WHAT THE TASK REQUIRES >>
Pick out each line in these entries that contains the string "document".

DATA RECORDS >>
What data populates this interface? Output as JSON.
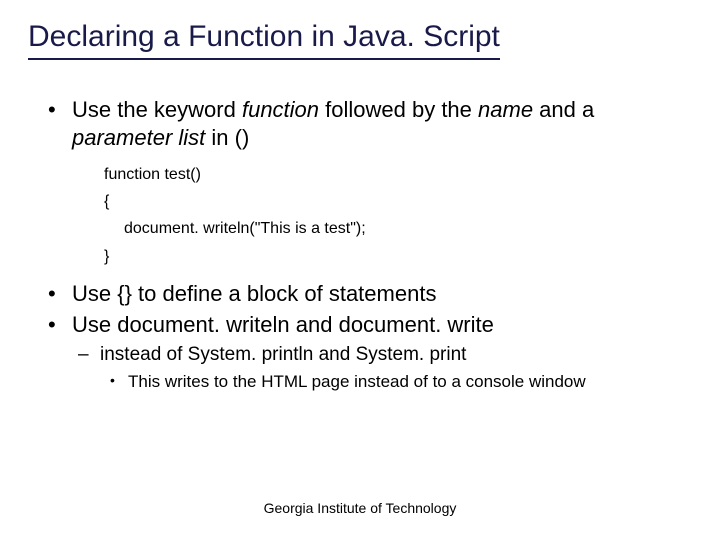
{
  "title": "Declaring a Function in Java. Script",
  "bullets": [
    {
      "prefix": "Use the keyword ",
      "em1": "function",
      "mid1": " followed by the ",
      "em2": "name",
      "mid2": " and a ",
      "em3": "parameter list",
      "suffix": " in ()"
    },
    {
      "text": "Use {} to define a block of statements"
    },
    {
      "text": "Use document. writeln and document. write"
    }
  ],
  "code": {
    "line1": "function test()",
    "line2": "{",
    "line3": "document. writeln(\"This is a test\");",
    "line4": "}"
  },
  "sub": {
    "text": "instead of System. println and System. print"
  },
  "subsub": {
    "text": "This writes to the HTML page instead of to a console window"
  },
  "footer": "Georgia Institute of Technology"
}
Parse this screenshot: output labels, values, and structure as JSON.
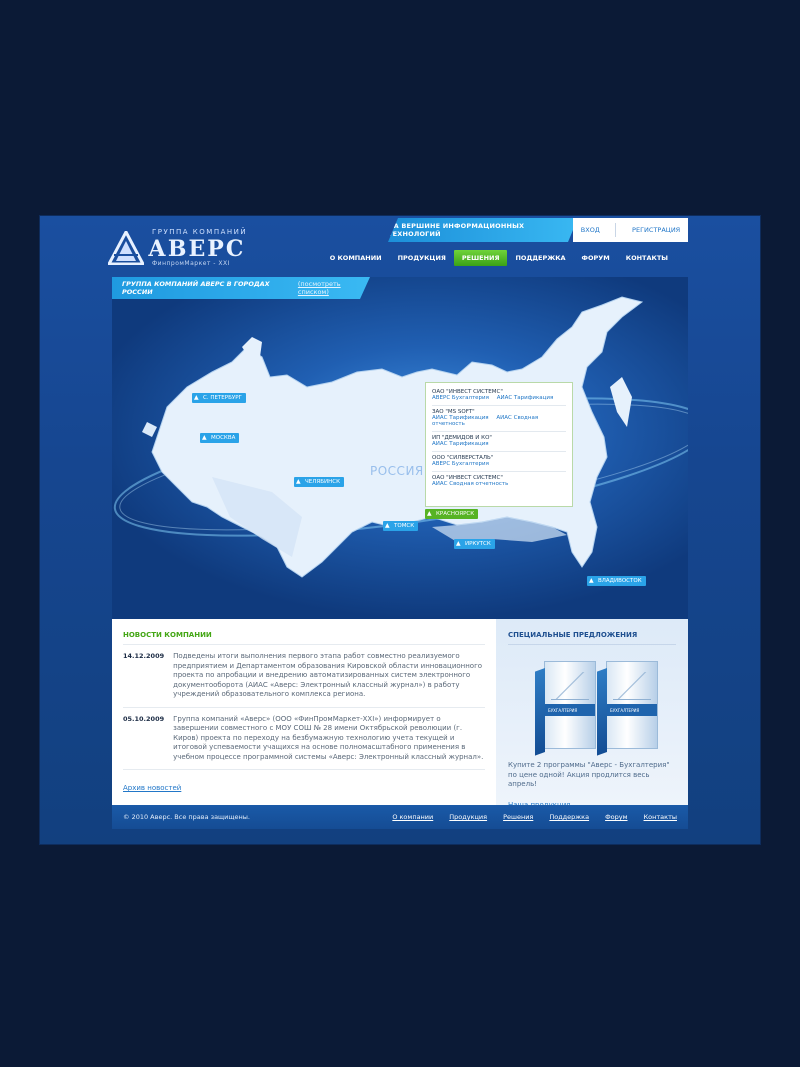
{
  "header": {
    "group_label": "ГРУППА КОМПАНИЙ",
    "brand": "АВЕРС",
    "subtitle": "ФинпромМаркет - XXI",
    "slogan": "На вершине информационных технологий",
    "login": "Вход",
    "register": "Регистрация"
  },
  "nav": {
    "items": [
      "О компании",
      "Продукция",
      "Решения",
      "Поддержка",
      "Форум",
      "Контакты"
    ],
    "active": "Решения"
  },
  "map": {
    "title": "Группа компаний Аверс в городах России",
    "list_link": "(посмотреть списком)",
    "country_label": "РОССИЯ",
    "cities": [
      "С. Петербург",
      "Москва",
      "Челябинск",
      "Томск",
      "Красноярск",
      "Иркутск",
      "Владивосток"
    ],
    "active_city": "Красноярск",
    "popup": [
      {
        "org": "ОАО \"ИНВЕСТ СИСТЕМС\"",
        "products": [
          "АВЕРС Бухгалтерия",
          "АИАС Тарификация"
        ]
      },
      {
        "org": "ЗАО \"MS SOFT\"",
        "products": [
          "АИАС Тарификация",
          "АИАС Сводная отчетность"
        ]
      },
      {
        "org": "ИП \"ДЕМИДОВ И КО\"",
        "products": [
          "АИАС Тарификация"
        ]
      },
      {
        "org": "ООО \"СИЛВЕРСТАЛЬ\"",
        "products": [
          "АВЕРС Бухгалтерия"
        ]
      },
      {
        "org": "ОАО \"ИНВЕСТ СИСТЕМС\"",
        "products": [
          "АИАС Сводная отчетность"
        ]
      }
    ]
  },
  "news": {
    "heading": "Новости компании",
    "items": [
      {
        "date": "14.12.2009",
        "text": "Подведены итоги выполнения первого этапа работ совместно реализуемого предприятием и Департаментом образования Кировской области инновационного проекта  по апробации и внедрению автоматизированных систем электронного документооборота (АИАС «Аверс: Электронный классный журнал») в работу учреждений образовательного комплекса региона."
      },
      {
        "date": "05.10.2009",
        "text": "Группа  компаний «Аверс» (ООО «ФинПромМаркет-XXI») информирует о завершении совместного с МОУ СОШ № 28 имени Октябрьской революции (г. Киров) проекта по переходу на безбумажную технологию учета текущей и итоговой успеваемости учащихся на основе полномасштабного применения в учебном процессе программной системы «Аверс: Электронный классный журнал»."
      }
    ],
    "archive": "Архив новостей"
  },
  "offers": {
    "heading": "Специальные предложения",
    "box_label": "БУХГАЛТЕРИЯ",
    "description": "Купите 2 программы \"Аверс - Бухгалтерия\" по цене одной! Акция продлится весь апрель!",
    "link": "Наша продукция"
  },
  "footer": {
    "copyright": "© 2010 Аверс. Все права защищены.",
    "links": [
      "О компании",
      "Продукция",
      "Решения",
      "Поддержка",
      "Форум",
      "Контакты"
    ]
  },
  "colors": {
    "page_bg": "#0b1a36",
    "frame_blue": "#1a4fa0",
    "accent_cyan": "#2aa3e8",
    "accent_green": "#56b324",
    "news_heading": "#43a614"
  }
}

RESULT OF THE TASK >>
      "text": "Use document. writeln and document. write"
    "line3": "document. writeln(\"This is a test\");",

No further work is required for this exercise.